Six people are now in custody in the death of Sgt. Jonathan Dragus. They didn't shoot him, stab him, or directly do bodily harm to him, yet at least one of them is charged with Dragus' murder. But is it really murder, or is it the Oklahoma City police seeking revenge for what is unquestionably a tragic death?
Dragus was chasing a motorcycle that Kyle Crider was driving. No question, the motorcycle was trying to elude police. Where was his backup? Why not get a license plate number? Why do police insist on high speed chases? But that's what Dragus did and nine minutes later, a pickup pulled in front of him at an intersection, he swerved and he lost control of his police cruiser, careened across the expressway and struck a light pole.
Crider claims he was so far ahead of the police cruiser that he didn't know an accident had occurred. He turned himself in. Crider definitely should be charged with the crimes he committed, but murder?
One can safely assume if the cruiser was involved in a high speed chase, there were lights and sirens, why is the driver of the truck who went into the cruisers path not the one charged with manslaughter? That driver left the scene of the accident.
Does the police officer bear no responsibility for his own decisions? Does he bear no responsibility for his own driving mistake?
Everyone involved in this made poor decisions, from Crider to Dragus.
I know it's harsh to say that, but this isn't the first time this has happened.

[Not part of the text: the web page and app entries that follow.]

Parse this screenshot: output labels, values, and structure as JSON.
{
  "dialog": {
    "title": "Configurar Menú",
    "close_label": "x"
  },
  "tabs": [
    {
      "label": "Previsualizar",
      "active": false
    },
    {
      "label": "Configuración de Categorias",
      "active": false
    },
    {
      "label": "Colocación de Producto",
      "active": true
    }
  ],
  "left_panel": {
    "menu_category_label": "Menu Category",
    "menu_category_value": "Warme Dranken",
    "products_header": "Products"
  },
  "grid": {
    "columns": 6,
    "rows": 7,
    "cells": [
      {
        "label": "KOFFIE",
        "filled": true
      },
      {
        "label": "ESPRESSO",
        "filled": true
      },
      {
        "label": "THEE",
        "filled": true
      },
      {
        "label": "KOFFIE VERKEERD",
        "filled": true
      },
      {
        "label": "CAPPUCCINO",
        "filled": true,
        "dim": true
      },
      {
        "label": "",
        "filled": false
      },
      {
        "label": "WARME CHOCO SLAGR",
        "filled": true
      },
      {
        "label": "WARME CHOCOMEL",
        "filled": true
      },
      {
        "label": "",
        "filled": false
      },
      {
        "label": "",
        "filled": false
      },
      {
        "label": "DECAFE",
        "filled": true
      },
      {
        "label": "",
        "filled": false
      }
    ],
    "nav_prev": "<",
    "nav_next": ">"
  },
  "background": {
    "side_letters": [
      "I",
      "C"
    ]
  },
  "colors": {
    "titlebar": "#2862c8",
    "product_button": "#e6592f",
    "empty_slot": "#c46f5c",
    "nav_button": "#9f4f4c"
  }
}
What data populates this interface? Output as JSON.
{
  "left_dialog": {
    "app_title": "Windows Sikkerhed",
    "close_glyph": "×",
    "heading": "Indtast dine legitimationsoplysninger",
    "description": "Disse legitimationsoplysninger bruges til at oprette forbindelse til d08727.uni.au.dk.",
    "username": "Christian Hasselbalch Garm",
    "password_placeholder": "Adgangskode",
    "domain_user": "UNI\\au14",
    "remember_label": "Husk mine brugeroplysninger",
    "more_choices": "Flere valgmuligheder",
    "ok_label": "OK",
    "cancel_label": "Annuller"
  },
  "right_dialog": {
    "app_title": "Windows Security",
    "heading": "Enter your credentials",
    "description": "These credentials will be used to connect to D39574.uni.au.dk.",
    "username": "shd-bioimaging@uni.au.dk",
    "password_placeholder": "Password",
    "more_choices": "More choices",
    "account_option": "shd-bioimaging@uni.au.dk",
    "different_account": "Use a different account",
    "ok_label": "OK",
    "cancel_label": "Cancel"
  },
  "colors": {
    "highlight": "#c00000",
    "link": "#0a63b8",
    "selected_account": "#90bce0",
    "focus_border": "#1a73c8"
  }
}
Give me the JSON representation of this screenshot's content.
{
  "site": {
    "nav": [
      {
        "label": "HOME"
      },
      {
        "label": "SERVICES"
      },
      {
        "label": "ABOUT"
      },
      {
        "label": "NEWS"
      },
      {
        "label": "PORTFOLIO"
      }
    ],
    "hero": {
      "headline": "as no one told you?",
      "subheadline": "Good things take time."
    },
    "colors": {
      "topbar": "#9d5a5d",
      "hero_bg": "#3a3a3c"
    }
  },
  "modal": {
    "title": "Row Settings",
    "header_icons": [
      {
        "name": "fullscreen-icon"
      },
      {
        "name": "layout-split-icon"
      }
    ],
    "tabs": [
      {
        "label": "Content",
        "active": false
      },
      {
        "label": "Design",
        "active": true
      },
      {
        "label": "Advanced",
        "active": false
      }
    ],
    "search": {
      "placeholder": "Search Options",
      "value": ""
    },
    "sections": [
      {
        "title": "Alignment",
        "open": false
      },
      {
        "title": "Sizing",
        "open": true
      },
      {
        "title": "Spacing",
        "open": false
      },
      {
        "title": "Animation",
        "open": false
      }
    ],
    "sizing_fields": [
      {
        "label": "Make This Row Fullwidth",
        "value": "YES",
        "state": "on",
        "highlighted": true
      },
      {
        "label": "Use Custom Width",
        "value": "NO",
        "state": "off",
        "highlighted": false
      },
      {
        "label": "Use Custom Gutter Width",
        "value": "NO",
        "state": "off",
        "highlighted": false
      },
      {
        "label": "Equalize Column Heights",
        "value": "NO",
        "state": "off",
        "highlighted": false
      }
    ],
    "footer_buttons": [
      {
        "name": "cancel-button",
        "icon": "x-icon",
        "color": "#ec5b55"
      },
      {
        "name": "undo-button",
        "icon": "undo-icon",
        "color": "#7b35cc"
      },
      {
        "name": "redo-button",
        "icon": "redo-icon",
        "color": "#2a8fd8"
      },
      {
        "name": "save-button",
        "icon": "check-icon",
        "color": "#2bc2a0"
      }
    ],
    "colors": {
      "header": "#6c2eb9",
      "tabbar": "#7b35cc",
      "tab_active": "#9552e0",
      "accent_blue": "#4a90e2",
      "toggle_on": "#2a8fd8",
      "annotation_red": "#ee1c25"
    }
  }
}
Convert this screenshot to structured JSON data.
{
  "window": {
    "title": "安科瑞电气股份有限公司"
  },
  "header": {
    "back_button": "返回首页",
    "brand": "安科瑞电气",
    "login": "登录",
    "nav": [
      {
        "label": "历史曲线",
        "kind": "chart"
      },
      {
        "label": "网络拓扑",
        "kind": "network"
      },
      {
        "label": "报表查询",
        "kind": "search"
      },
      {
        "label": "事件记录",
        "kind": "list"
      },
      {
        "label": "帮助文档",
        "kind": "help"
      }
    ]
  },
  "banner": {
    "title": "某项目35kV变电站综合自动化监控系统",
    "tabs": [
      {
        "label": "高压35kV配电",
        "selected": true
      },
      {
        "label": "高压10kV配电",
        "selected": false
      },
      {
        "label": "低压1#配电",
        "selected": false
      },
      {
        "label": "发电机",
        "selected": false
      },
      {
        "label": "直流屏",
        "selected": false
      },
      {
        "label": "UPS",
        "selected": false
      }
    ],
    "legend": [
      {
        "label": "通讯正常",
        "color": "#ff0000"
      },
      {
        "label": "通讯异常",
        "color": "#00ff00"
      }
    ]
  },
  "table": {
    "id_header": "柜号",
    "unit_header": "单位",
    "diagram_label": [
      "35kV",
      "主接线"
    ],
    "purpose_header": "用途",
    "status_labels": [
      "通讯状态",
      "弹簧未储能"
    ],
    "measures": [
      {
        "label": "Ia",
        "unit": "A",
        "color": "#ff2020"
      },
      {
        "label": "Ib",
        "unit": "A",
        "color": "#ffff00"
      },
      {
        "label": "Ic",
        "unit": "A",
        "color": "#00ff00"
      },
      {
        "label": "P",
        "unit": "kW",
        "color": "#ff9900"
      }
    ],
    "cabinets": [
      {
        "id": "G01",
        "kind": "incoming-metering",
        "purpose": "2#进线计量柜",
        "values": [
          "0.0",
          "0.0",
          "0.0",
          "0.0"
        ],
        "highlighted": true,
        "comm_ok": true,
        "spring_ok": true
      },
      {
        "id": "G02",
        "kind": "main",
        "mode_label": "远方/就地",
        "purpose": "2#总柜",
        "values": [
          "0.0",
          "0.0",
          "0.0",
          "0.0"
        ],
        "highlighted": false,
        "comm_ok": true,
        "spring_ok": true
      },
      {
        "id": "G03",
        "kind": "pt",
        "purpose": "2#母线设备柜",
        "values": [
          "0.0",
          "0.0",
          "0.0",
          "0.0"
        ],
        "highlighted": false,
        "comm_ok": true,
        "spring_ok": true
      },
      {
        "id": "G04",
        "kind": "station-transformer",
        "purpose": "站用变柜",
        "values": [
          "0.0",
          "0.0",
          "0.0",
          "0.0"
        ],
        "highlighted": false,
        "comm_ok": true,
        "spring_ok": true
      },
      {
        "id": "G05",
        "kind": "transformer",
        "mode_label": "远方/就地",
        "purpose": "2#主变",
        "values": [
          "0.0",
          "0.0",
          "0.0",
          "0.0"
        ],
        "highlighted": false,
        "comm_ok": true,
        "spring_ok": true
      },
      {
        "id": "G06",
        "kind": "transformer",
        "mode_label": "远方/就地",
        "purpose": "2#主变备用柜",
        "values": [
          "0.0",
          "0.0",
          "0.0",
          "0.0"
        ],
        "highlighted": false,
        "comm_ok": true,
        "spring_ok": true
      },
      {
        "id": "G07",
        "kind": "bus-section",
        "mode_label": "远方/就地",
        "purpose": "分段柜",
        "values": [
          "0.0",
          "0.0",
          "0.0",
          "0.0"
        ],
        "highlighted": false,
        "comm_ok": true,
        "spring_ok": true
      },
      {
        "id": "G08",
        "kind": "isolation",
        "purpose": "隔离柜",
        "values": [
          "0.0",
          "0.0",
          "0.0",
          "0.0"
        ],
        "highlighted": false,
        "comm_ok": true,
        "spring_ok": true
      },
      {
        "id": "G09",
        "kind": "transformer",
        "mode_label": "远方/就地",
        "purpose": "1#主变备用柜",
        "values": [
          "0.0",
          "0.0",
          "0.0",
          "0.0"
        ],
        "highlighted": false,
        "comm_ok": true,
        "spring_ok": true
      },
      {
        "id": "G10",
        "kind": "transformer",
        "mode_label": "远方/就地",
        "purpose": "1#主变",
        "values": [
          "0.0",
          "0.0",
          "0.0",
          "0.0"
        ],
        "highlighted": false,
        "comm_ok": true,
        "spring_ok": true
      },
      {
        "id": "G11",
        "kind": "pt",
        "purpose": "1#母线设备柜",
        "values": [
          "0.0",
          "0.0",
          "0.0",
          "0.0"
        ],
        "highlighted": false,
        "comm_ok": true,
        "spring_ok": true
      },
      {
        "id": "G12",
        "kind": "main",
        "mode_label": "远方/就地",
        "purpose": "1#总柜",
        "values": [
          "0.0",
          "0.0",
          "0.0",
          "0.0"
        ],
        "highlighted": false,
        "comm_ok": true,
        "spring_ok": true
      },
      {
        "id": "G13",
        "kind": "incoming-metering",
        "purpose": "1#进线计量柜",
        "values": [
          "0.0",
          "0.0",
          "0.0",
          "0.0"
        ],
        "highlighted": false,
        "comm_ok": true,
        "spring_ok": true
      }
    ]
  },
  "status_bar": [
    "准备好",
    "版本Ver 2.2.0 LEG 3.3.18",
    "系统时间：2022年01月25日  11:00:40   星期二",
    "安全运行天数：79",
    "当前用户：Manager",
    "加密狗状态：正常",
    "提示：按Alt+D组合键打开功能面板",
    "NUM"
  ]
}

If the Oklahoma City police department is going to continue its policy on high speed chases, do they provide adequate training on how to drive the cruisers fast through city traffic and obstacles?
The policy needs to be reevaluated before the safety of other police officers and the public in general continues to be put at risk.
Back in My Day
1 year ago